Abraham Ribicoff thanks Dr. King for his kind letter and expresses his contentment with the passing of the Civil Rights Bill. Ribicoff hopes for the progression of the nation in providing equal opportunities for all.
The Nashville Nonviolent Student Movement writes to Dr. King in jail commending him for his courageous act, while urging him to remain in jail for the cause.
Dr. King answers readers' questions regarding family dynamics, the NAACP, outer versus inner beauty and the image of Negroes in literature and the media. He advocates for open communication and pleasant attitudes in familial relationships, and he offers hope that the portrayal of Negroes in movies and "other public channels" is improving.
Democratic New York Congressman Emanuel Celler thanks Dr. King for the telegram regarding the passage of the 1964 civil rights bill by the House of Representatives.
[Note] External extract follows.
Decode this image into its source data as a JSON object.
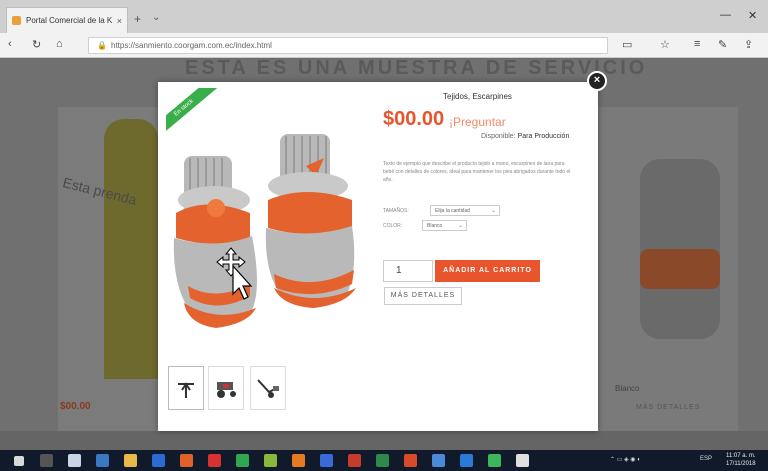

Celler also remarks that Dr. King's service contributed to the passage of the bill.
support from white media outlets to help fight for freedom of the average black citizen in chicago
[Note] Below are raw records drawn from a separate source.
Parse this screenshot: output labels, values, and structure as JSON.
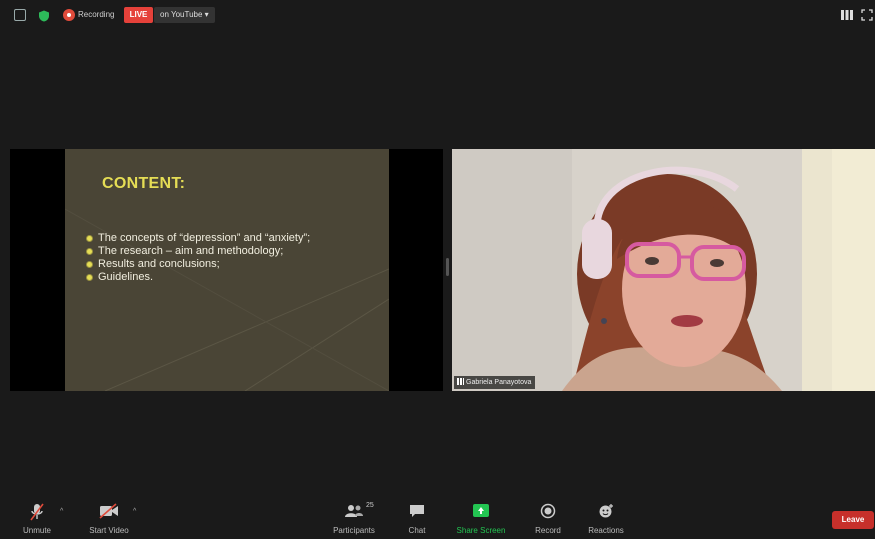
{
  "topbar": {
    "recording_label": "Recording",
    "live_label": "LIVE",
    "youtube_label": "on YouTube ▾"
  },
  "slide": {
    "title": "CONTENT:",
    "bullets": [
      "The concepts of “depression” and “anxiety”;",
      "The research – aim and methodology;",
      "Results and conclusions;",
      "Guidelines."
    ]
  },
  "participant": {
    "name": "Gabriela Panayotova"
  },
  "toolbar": {
    "unmute": "Unmute",
    "start_video": "Start Video",
    "participants": "Participants",
    "participants_count": "25",
    "chat": "Chat",
    "share_screen": "Share Screen",
    "record": "Record",
    "reactions": "Reactions",
    "leave": "Leave"
  },
  "colors": {
    "live": "#e5413a",
    "leave": "#c7302b",
    "share_screen": "#23c552",
    "slide_bg": "#4a4536",
    "slide_title": "#e5dd55"
  },
  "icons": [
    "info-icon",
    "shield-icon",
    "record-icon",
    "grid-view-icon",
    "fullscreen-icon",
    "mic-muted-icon",
    "video-off-icon",
    "participants-icon",
    "chat-icon",
    "share-screen-icon",
    "record-icon",
    "reactions-icon"
  ]
}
ernie banks, billy williams, don bufords and floyd robinson
Ralph J. Bunche sends an invitation to Dr. King, asking him to join the International Sponsors Committee at the New School for Social Research in New York City. This committee was developed in honor of Norman Thomas, an advocate for human rights.
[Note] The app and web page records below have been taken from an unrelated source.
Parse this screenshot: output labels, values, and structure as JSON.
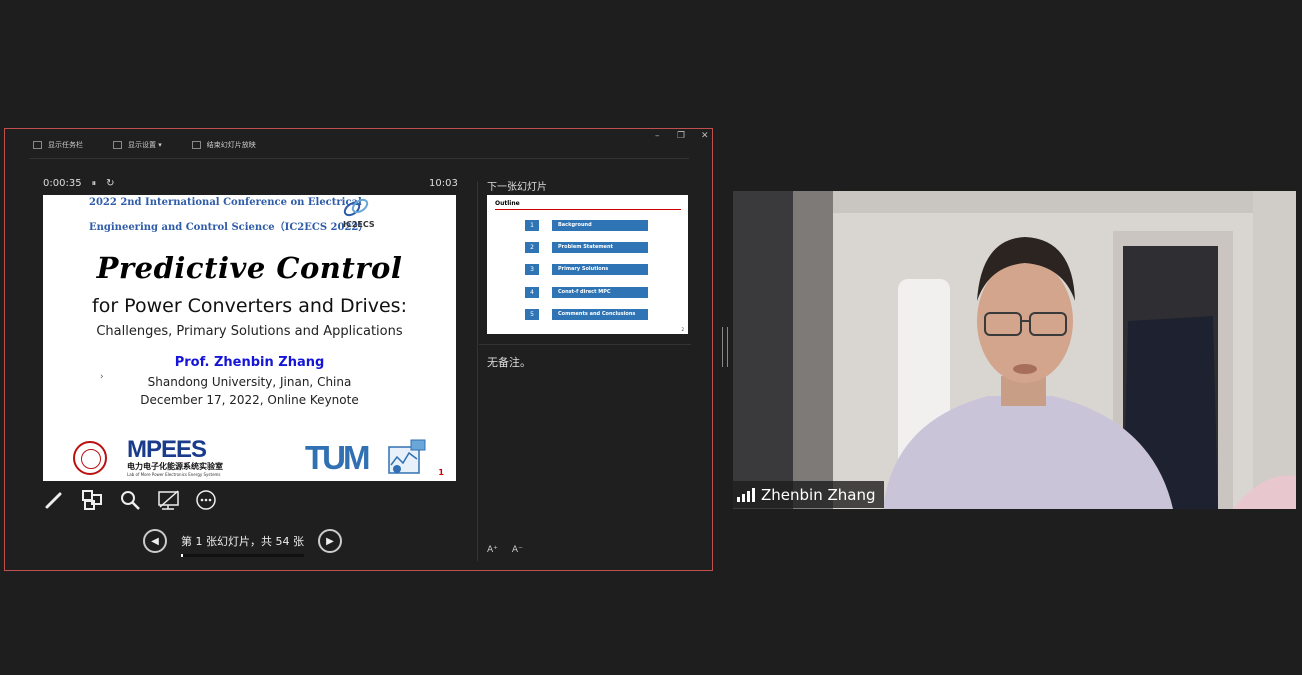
{
  "toolbar": {
    "taskbar_label": "显示任务栏",
    "display_settings_label": "显示设置 ▾",
    "end_show_label": "结束幻灯片放映"
  },
  "window_controls": {
    "minimize": "–",
    "restore": "❐",
    "close": "✕"
  },
  "presenter": {
    "elapsed": "0:00:35",
    "clock": "10:03",
    "next_slide_label": "下一张幻灯片",
    "notes_text": "无备注。",
    "slide_counter": "第 1 张幻灯片，共 54 张",
    "slide_progress_fraction": 0.0185
  },
  "current_slide": {
    "conf_line1": "2022 2nd International Conference on Electrical",
    "conf_line2": "Engineering and Control Science（IC2ECS 2022）",
    "conf_logo_text": "IC2ECS",
    "title": "Predictive Control",
    "subtitle": "for Power Converters and Drives:",
    "subtitle2": "Challenges, Primary Solutions and Applications",
    "author": "Prof. Zhenbin Zhang",
    "affiliation": "Shandong University, Jinan, China",
    "date_venue": "December 17, 2022, Online Keynote",
    "logo_mpees": "MPEES",
    "logo_mpees_cn": "电力电子化能源系统实验室",
    "logo_mpees_en": "Lab of More Power Electronics Energy Systems",
    "logo_tum": "TUM",
    "page_number": "1"
  },
  "next_slide": {
    "title": "Outline",
    "items": [
      {
        "num": "1",
        "label": "Background"
      },
      {
        "num": "2",
        "label": "Problem Statement"
      },
      {
        "num": "3",
        "label": "Primary Solutions"
      },
      {
        "num": "4",
        "label": "Const-f direct MPC"
      },
      {
        "num": "5",
        "label": "Comments and Conclusions"
      }
    ],
    "page_number": "2"
  },
  "font_buttons": {
    "increase": "A⁺",
    "decrease": "A⁻"
  },
  "video": {
    "participant_name": "Zhenbin Zhang"
  },
  "colors": {
    "accent_border": "#c0504d",
    "outline_blue": "#2f75b5",
    "author_blue": "#1515d8"
  }
}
Negotiation Now, a national pro-American group opposing the war in Vietnam, planned to publish this article as an advertisement in the New York Times. Clark Herr, Reverend John J. Dougherty, Dr. Daniel Patrick Moynihan, and Seymour Martin Lipset send this letter, along with an enclosed draft of the piece, explaining that its publishing has been delayed so it can be updated in the ever changing circumstances in Vietnam. The article addresses the concerns of the movement and urges people to call their representatives.
George Altman informs Dr. King that one of his friends purchased a recording of Dr. King's speech entitled "The Great March to Freedom" and inquires about receiving the text of the speech.
James Douglas-Hamilton, the President of Debate Club at Edinburgh University, sends an invitation to Dr. King to speak at a debate against the motion "That Legislation cannot bring about Integration."
Sister Mary Leoline reflects upon her participation in the Selma-Montgomery March as a positive experience.
In this letter to Dr. King and the SCLC, the Executives of the Ryan, Ryan & Ebert Law Firm reward the organization with a check for $960.00 on behalf of the last Will and Testament of Carl A. Ryan
Serving as the Honorary President, Dr. King invites Chauncey Eskridge to the Gandhi Society for Human Rights luncheon held in Washington, D.C., where he will be able to provide legal services to many southern Negroes in need.